WHAT THE TASK REQUIRES = Only lines holding the word "label" are wanted from the records; copy all of them.

Items from an interface collection
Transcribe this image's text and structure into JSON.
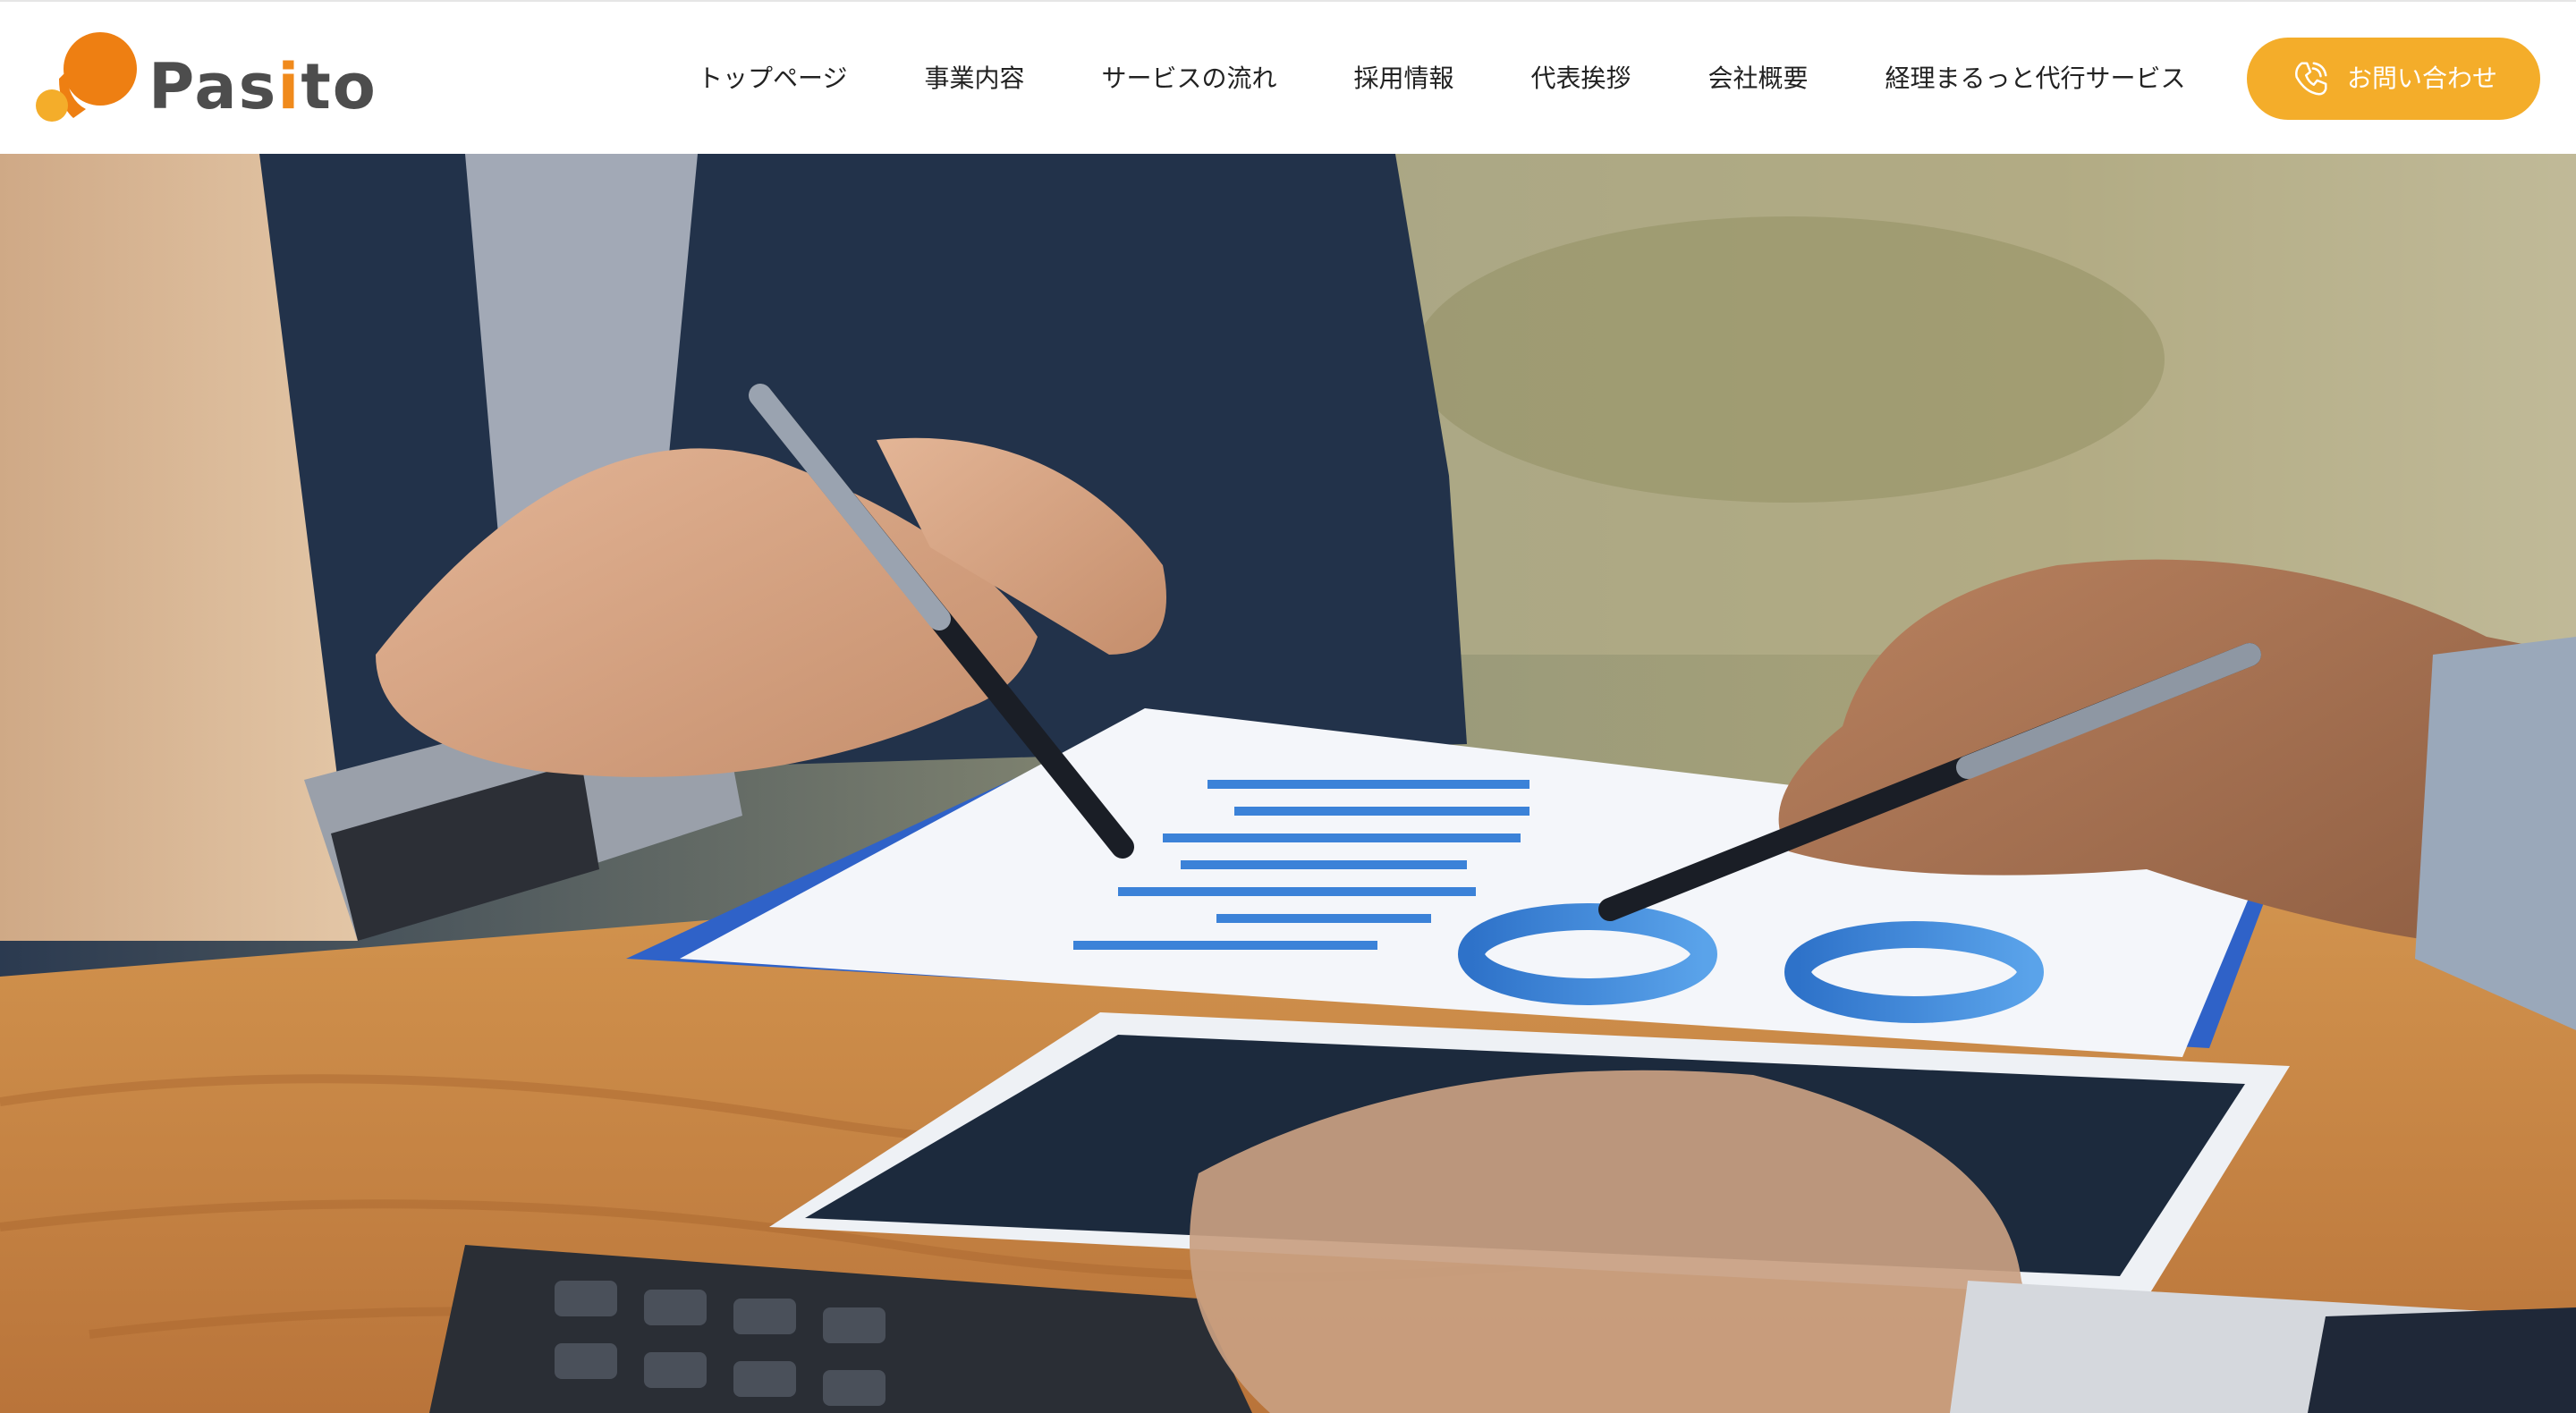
{
  "brand": {
    "name_prefix": "Pas",
    "name_i": "i",
    "name_suffix": "to",
    "colors": {
      "orange": "#ee7f12",
      "yellow": "#f4ad2a",
      "gray": "#4d4d4d"
    }
  },
  "nav": {
    "items": [
      {
        "label": "トップページ"
      },
      {
        "label": "事業内容"
      },
      {
        "label": "サービスの流れ"
      },
      {
        "label": "採用情報"
      },
      {
        "label": "代表挨拶"
      },
      {
        "label": "会社概要"
      },
      {
        "label": "経理まるっと代行サービス"
      }
    ]
  },
  "contact": {
    "label": "お問い合わせ",
    "icon": "phone-icon",
    "color": "#f4ad2a"
  },
  "hero": {
    "image": "business-meeting-charts-photo",
    "colors": {
      "desk": "#c98a45",
      "chart_blue": "#2f7bd6",
      "suit": "#223248"
    }
  }
}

ANSWER TO THIS TASK =
        "label": "トップページ"
        "label": "事業内容"
        "label": "サービスの流れ"
        "label": "採用情報"
        "label": "代表挨拶"
        "label": "会社概要"
        "label": "経理まるっと代行サービス"
    "label": "お問い合わせ",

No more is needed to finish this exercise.